Directions for this task:
Copy out each line in the material below that has the word "suffix".

Dataset entries:
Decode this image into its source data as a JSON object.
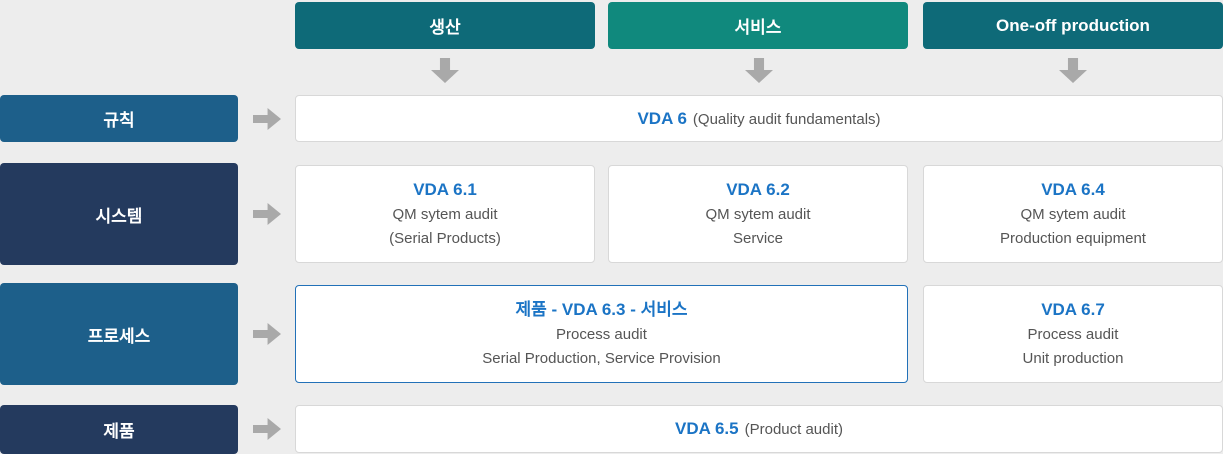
{
  "page": {
    "background": "#ededed"
  },
  "colors": {
    "teal": "#0e6a78",
    "green_teal": "#10897d",
    "blue": "#1d5f8a",
    "navy": "#243a5e",
    "title_blue": "#1b74c5",
    "sub_text": "#555555",
    "cell_border": "#d8d8d8",
    "highlight_border": "#2271b8",
    "arrow_gray": "#a9a9a9"
  },
  "headers": [
    {
      "label": "생산",
      "color": "#0e6a78"
    },
    {
      "label": "서비스",
      "color": "#10897d"
    },
    {
      "label": "One-off production",
      "color": "#0e6a78"
    }
  ],
  "row_labels": [
    {
      "label": "규칙",
      "color": "#1d5f8a"
    },
    {
      "label": "시스템",
      "color": "#243a5e"
    },
    {
      "label": "프로세스",
      "color": "#1d5f8a"
    },
    {
      "label": "제품",
      "color": "#243a5e"
    }
  ],
  "cells": {
    "vda6": {
      "title": "VDA 6",
      "suffix": "(Quality audit fundamentals)"
    },
    "vda61": {
      "title": "VDA 6.1",
      "line1": "QM sytem audit",
      "line2": "(Serial Products)"
    },
    "vda62": {
      "title": "VDA 6.2",
      "line1": "QM sytem audit",
      "line2": "Service"
    },
    "vda64": {
      "title": "VDA 6.4",
      "line1": "QM sytem audit",
      "line2": "Production equipment"
    },
    "vda63": {
      "title": "제품 - VDA 6.3 - 서비스",
      "line1": "Process audit",
      "line2": "Serial Production, Service Provision"
    },
    "vda67": {
      "title": "VDA 6.7",
      "line1": "Process audit",
      "line2": "Unit production"
    },
    "vda65": {
      "title": "VDA 6.5",
      "suffix": "(Product audit)"
    }
  }
}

Answer to this exercise:
      "suffix": "(Quality audit fundamentals)"
      "suffix": "(Product audit)"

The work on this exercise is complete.